Without a doubt, the holidays can – and will – provide a critical stress test and opportunity for today’s leading retailers and suppliers to capture the hearts and wallets of consumers. Websites must stay up-to-date with the latest product details. Shipping needs to sail smoothly. And retailers’ shelves, both in-store and online, need to stay stocked.
With consumers using multiple shopping channels 24/7, the increasingly rapid pace of consumer demand is affecting retailers across the board. Not only do consumers want more ways to shop, they want more choices, and their merchandise faster and cheaper than ever before.
As retailers and vendors prepare themselves for a profitable holiday season, they must plan now to best feature their products to engage the consumer online and monitor sales across all channels. They also need to know when products are shipped to the consumer, what items are flying off shelves and what merchandise they can do without.
Analytics Boosts Sales: Return Becomes $75,000 Opportunity

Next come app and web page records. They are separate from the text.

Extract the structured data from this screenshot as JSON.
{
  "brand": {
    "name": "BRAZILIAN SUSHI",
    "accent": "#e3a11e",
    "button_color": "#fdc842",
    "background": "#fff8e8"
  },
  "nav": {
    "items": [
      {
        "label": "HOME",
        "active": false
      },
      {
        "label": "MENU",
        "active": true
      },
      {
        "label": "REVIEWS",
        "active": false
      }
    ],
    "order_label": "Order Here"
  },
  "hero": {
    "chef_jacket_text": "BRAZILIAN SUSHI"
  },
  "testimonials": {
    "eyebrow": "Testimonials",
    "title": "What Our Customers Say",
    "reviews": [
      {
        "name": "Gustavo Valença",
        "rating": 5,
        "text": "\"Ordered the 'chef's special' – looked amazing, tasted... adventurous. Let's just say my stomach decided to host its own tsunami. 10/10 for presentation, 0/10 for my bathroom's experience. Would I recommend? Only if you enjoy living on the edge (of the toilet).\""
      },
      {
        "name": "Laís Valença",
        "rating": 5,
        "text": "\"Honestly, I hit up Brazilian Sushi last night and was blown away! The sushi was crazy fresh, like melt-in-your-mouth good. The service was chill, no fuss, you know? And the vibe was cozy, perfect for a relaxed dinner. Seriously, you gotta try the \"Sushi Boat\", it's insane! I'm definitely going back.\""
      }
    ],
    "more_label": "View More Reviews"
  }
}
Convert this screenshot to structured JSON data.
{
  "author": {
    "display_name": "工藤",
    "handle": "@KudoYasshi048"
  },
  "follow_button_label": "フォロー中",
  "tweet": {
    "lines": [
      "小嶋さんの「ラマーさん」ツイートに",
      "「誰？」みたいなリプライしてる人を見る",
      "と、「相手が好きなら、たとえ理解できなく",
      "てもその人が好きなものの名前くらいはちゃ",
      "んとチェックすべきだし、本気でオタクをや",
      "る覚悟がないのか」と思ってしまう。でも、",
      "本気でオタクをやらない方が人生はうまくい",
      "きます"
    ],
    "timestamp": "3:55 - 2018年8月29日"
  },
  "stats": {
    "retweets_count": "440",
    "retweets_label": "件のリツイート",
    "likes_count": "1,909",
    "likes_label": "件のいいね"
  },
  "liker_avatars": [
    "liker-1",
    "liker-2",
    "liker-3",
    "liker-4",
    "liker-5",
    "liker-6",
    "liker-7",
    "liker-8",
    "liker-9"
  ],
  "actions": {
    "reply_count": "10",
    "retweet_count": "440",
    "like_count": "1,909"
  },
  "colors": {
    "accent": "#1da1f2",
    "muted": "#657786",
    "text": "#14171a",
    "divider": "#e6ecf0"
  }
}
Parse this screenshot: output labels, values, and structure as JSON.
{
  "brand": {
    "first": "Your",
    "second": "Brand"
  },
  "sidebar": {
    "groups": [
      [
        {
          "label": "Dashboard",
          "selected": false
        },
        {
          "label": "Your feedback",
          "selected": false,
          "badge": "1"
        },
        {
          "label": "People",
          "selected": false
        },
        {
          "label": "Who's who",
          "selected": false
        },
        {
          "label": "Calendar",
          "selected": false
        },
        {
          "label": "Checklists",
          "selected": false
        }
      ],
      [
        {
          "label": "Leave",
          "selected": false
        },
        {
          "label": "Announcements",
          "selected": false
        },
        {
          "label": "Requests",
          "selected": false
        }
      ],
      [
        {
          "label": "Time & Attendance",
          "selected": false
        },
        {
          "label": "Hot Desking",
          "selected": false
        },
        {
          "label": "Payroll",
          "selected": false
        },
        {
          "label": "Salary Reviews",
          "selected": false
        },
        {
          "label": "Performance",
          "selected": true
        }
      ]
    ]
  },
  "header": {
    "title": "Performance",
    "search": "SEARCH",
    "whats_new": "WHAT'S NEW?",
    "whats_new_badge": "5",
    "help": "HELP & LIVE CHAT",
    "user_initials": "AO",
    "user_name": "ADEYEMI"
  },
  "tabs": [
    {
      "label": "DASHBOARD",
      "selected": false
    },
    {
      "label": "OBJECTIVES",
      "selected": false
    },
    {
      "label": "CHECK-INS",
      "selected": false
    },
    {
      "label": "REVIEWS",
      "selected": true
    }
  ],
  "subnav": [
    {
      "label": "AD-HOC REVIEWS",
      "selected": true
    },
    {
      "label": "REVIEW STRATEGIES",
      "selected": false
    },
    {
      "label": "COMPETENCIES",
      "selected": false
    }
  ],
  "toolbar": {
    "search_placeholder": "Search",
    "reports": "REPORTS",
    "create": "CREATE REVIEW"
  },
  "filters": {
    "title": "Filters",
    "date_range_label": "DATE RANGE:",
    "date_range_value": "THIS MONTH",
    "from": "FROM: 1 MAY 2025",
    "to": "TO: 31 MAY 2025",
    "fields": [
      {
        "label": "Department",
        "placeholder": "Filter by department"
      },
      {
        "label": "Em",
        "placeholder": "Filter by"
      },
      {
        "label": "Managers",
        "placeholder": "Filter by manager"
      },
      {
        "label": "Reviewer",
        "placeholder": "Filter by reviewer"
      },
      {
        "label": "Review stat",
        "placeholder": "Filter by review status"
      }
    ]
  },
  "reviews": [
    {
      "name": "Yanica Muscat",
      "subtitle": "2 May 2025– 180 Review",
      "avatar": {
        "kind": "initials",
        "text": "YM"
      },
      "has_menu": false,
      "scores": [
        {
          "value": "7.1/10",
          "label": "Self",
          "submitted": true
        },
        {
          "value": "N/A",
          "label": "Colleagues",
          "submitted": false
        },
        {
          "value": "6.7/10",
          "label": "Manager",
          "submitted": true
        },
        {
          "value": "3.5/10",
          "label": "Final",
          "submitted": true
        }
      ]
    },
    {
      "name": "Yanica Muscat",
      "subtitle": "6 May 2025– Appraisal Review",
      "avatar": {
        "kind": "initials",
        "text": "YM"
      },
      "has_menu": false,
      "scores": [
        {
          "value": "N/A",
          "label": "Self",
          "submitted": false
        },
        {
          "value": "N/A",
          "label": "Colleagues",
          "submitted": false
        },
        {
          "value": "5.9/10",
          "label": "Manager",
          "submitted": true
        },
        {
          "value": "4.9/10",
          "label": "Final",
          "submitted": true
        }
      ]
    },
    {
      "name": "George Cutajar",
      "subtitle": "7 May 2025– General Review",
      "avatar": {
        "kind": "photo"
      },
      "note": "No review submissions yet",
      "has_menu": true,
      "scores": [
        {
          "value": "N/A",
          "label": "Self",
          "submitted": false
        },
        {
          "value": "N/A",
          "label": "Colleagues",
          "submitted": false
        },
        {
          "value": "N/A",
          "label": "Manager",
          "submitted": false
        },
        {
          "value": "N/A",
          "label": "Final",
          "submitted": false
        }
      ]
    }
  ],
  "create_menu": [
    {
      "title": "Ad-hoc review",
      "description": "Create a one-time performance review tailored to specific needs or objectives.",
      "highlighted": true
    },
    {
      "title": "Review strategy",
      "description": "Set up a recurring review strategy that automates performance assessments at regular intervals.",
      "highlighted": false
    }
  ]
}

To deal with the breakneck pace of omnichannel sales, retailers are looking to advance their analytics and improve vendor collaboration by sharing sales data that can reveal insights to boost performance in time to capture sales.
One example that deftly demonstrates the importance of analytics and collaborating with suppliers – and how such insight can increase retail sales – is a recent occurrence between a retailer and sunglasses maker Oakley.
When one of its retailers requested to return more than $100,000 worth of popular merchandise due to lagging sales, the team at Oakley knew it had a problem. The question was: What? They believed there was more to the story than what met the eye. Luckily the retailer provided Oakley with point-of-sale (POS) data, empowering this vendor to team with the retailer to discover what went wrong, and better yet, how to fix it to garner more sales.
From these insights, the Oakley team discovered two key facts: First, of the 40 items sold by the retailer, only about 10 – mostly newer apparel products that had yet to gain a following – were responsible for a dip in sales across the entire line. Second, Oakley’s sunglasses sales were strong, but Oakley’s distribution center had been out of stock when the retailer last reordered.
“That information becomes so vital when buyers call and say that the product isn’t selling,” said Michele McGriff, Oakley’s director of U.S. sales and planning operations. “It shows that we understand their business and that we’re looking at and leveraging their sales data in a way that will help them drive their business.”
Oakley and the retailer arranged to sell the remaining apparel and accessories, while the retailer placed a $75,000 order for Oakley sunglasses. Oakley also took steps to ensure that its distribution center would have these sunglasses in stock.
Such strong collaboration shows the power of analytics, which led to a solid win for both the supplier and the retailer – and ultimately the consumer.
Assortment Garners Sales: Collaboration Grows Online Revenue to 40%
And it’s not just analytics offering a boost. Enhancing how products look online and in-store, including comprehensive product details and availability can be tremendously beneficial for companies looking to make a marked improvement in their omnichannel presence.
Today’s leading retailers and distributors are looking to suppliers to easily share their latest product attributes, including detailed item information, pricing, images and video, and marketing content. Consumers are looking for an increasing amount of information before purchasing an item, and they’ll shop whichever retailer provides it.
One North American retail organization automated their assortment and item management to become a leader in their market.
Over the past decade, the company gradually transitioned from relying on its old school print catalog to becoming a robust e-commerce retailer with rich, dynamic item data and search capabilities. The overhaul in its strategy has made the experience much easier for its shoppers, and today web sales account for about 40 percent of the company’s sales, which continues to grow thanks to efforts to re-engineer its web presence through an assortment strategy fueled by shared product information from its vendors.
Bottom line: Retailers, distributors, and suppliers can benefit handsomely by deploying assortment and analytic strategies, especially with the holiday season almost upon us along with increasing demands from consumers. Employing assortment and analytic initiatives will not only help suppliers and retailers stay relevant, but ahead of the pack.
Peter Zaballos is Vice President of Marketing and Product at SPS Commerce